It's Official -- GDPR Is A Go, But What Does That Mean For You?

To be honest, news that the UK government will be implementing the Generate Data Protection Regulation (GDPR) when it comes into full effect in May 2018 is a rather obvious statement. London took part in the seemingly endless Brussels negotiations which led to the new regulations -- and let's not forget, they are already enshrined in UK law, although the big fines for transgressors are eighteen months away.

Another point worth mentioning is that the UK will almost certainly still be in the EU in May 2018. If Article 50 is triggered next spring, the likelihood is that the UK will not leave the EU until spring 2019, a full year after GDPR comes into full effect.

Nevertheless, British business, and their EU counterparts, have been in dire need of clarification since May of this year when GDPR moved from the translator's office to the statute book. It was, of course, just a month before the momentous referendum instructed the government to negotiate Britain's exit from the EU. The following four months, since that fateful and surprising news, have seen a kind of phony war on data privacy. Digital marketers pretty much expected the law to be implemented, as did their clients, but there was still a lingering doubt. It was probably a case of businesses hoping to avoid the expense of implementing GDPR and accept shorter (but better qualified) email lists.

However, today we absolutely have the final word on the matter. The Secretary of State for Culture, Media and Sport, Karen Bradley, told Parliament that the UK will still be in the EU in 2018 and that it naturally follows GDPR will come fully into effect in that year. After that, she said the government would look "at how best we might be able to help British business with data protection while maintaining high levels of protection for members of the public."

The important thing here is that the Information Commissioner, Elizabeth Denham, has immediately leaped on the news to assure British businesses that it will be working with the government to help guide companies through what the new law means to them and how they can become compliant. The ICO had come in for some muted criticism for not taking the front foot more forcibly on guiding agencies and clients on the full impact of GDPR. I made the point myself in a previous blog that it was rather odd the DMA was asking businesses how prepared they were for GDPR before the ICO had even told companies what they should be doing to be prepared. 

The smart people in the industry I had talked with had all agreed that the ICO was expected to give more clarification by the end of the year. Today appears to be a very clear signal that this process will now begin. There is no longer any doubt to hide behind or hedge bets around. GDPR will remain British law when it comes into effect fully in May 2018 and improved compliancy guidance is under development.
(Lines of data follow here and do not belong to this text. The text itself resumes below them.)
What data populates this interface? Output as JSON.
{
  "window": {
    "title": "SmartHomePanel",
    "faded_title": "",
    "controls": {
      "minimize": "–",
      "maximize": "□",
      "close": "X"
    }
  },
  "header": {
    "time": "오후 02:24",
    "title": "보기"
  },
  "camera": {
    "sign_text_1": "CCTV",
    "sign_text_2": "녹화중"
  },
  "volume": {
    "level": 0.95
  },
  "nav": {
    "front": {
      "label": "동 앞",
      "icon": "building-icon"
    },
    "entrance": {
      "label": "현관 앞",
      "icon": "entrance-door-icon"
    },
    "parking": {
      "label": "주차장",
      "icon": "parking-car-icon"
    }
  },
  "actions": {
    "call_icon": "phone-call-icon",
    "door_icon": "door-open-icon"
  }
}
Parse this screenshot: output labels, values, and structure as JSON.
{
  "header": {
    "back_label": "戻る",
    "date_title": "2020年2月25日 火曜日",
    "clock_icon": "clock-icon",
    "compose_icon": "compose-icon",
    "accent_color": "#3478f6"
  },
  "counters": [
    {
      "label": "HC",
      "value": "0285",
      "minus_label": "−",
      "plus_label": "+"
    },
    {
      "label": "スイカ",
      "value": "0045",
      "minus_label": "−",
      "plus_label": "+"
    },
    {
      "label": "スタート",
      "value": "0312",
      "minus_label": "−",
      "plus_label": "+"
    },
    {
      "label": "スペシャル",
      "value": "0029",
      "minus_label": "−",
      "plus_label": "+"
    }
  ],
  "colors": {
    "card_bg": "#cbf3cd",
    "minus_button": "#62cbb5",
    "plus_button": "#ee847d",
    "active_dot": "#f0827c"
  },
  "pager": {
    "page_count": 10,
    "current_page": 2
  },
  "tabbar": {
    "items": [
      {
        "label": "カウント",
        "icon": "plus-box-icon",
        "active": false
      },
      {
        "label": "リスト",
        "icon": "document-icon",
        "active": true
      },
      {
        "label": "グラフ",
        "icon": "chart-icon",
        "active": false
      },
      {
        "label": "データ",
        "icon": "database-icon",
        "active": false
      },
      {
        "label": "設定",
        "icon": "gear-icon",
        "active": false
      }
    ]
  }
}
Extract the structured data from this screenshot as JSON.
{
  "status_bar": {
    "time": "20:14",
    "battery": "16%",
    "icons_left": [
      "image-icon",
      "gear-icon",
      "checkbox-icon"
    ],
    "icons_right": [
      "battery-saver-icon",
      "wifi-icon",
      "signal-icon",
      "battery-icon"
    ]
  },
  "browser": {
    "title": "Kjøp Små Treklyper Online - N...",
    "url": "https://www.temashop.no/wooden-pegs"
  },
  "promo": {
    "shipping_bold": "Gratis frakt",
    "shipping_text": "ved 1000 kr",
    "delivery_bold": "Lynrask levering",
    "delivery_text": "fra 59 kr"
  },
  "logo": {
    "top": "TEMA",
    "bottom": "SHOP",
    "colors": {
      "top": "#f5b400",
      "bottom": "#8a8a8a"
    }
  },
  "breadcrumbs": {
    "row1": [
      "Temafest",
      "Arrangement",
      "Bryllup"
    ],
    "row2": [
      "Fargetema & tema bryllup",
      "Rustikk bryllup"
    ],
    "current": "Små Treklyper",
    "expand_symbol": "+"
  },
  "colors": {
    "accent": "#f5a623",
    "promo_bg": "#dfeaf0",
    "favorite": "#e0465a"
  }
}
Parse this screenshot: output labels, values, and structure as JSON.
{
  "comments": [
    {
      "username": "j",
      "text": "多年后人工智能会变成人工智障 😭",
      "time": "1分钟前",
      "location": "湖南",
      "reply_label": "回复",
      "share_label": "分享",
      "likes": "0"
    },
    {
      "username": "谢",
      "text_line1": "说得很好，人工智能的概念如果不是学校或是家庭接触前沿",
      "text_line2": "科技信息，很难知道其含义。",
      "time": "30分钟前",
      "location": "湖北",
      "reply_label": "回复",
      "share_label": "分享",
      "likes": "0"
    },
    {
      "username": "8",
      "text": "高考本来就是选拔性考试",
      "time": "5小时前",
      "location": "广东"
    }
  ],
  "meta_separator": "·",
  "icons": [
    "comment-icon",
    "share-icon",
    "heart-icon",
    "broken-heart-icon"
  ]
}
It will be a pain to implement -- there is no getting away from that -- and it will cut email lists down. However, taking a chance to ensure that audiences are engaged and actively want to listen to what you've got to say is surely no bad thing. Especially so in email marketing, where being ignored, deleted and left to languish in junk is a bad omen for the rest of your efforts.

It's best to pull the plaster off fast, feel the pain and then get on with engaging customers with a more personalised dialogue they will hopefully not want to switch off. 

Next story loading loading..